> **TASK**: For the records below, give the number of lines in which "SIGN" appears, and add nothing else.

Content starts

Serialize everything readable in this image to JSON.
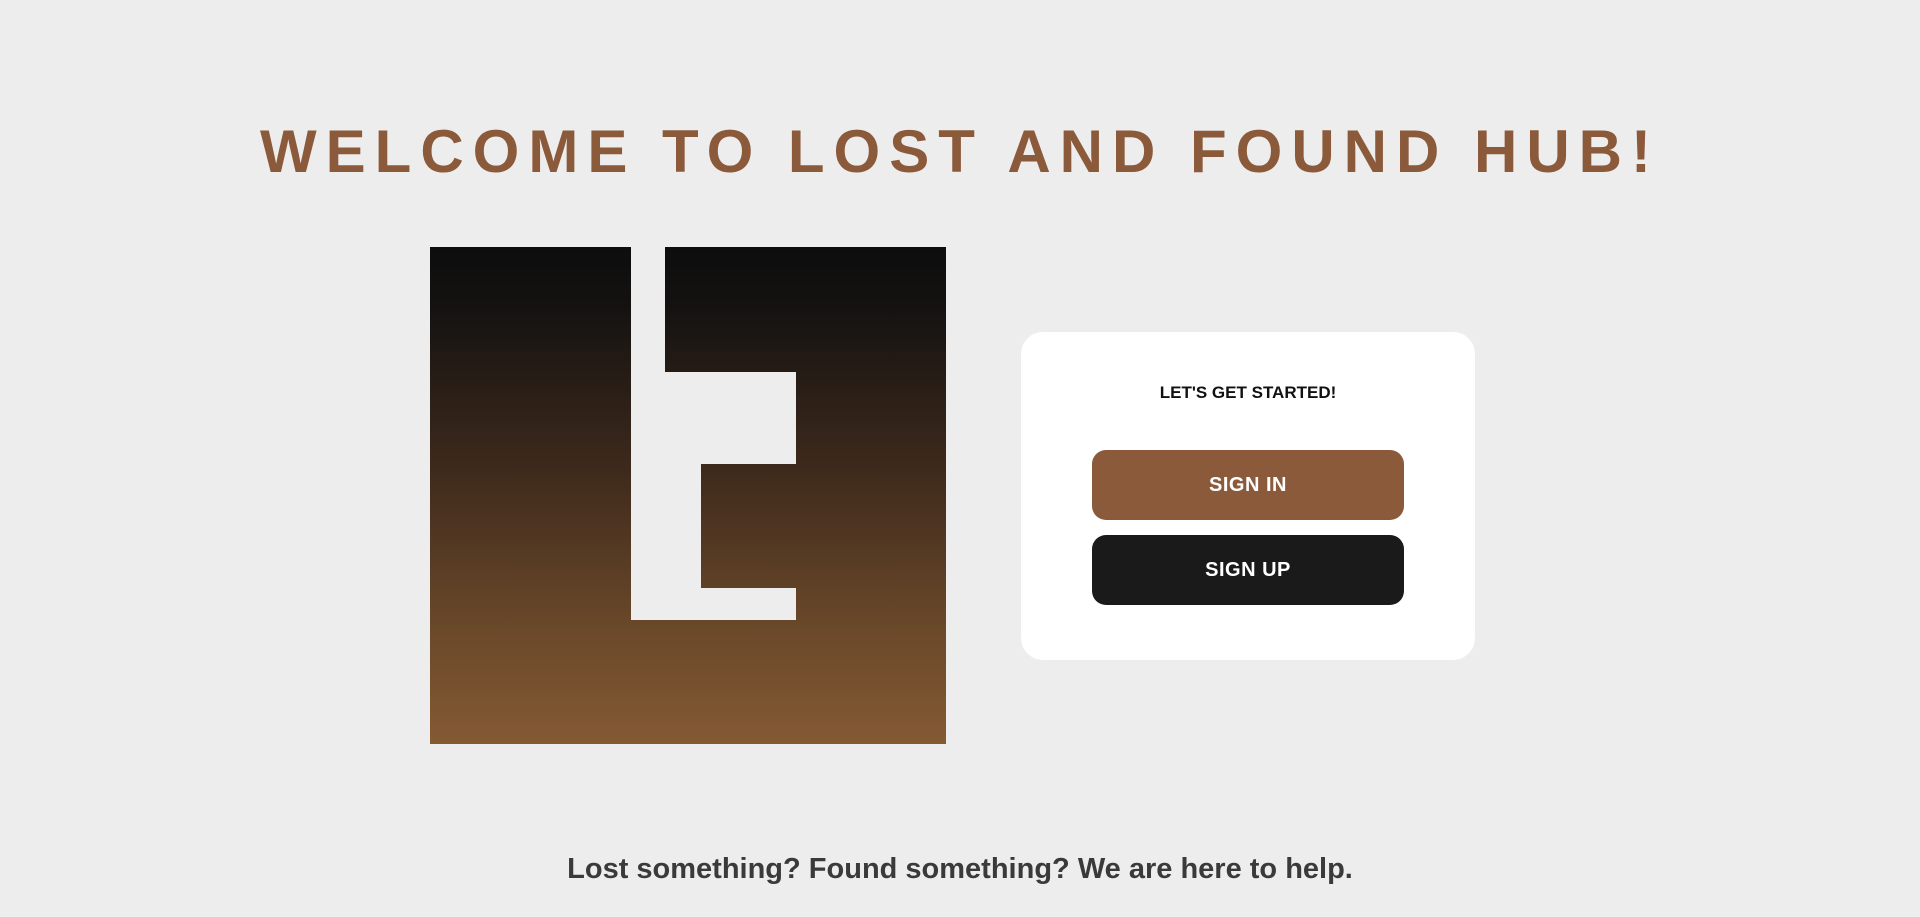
{
  "header": {
    "title": "WELCOME TO LOST AND FOUND HUB!"
  },
  "logo": {
    "icon": "lost-and-found-logo",
    "gradient_top": "#0d0d0d",
    "gradient_bottom": "#845a33"
  },
  "auth_card": {
    "heading": "LET'S GET STARTED!",
    "sign_in_label": "SIGN IN",
    "sign_up_label": "SIGN UP"
  },
  "footer": {
    "tagline": "Lost something? Found something? We are here to help."
  },
  "colors": {
    "accent": "#8b5a3a",
    "dark": "#1a1a1a",
    "background": "#ededed"
  }
}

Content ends

> **SOLUTION TO THIS PROBLEM**: 2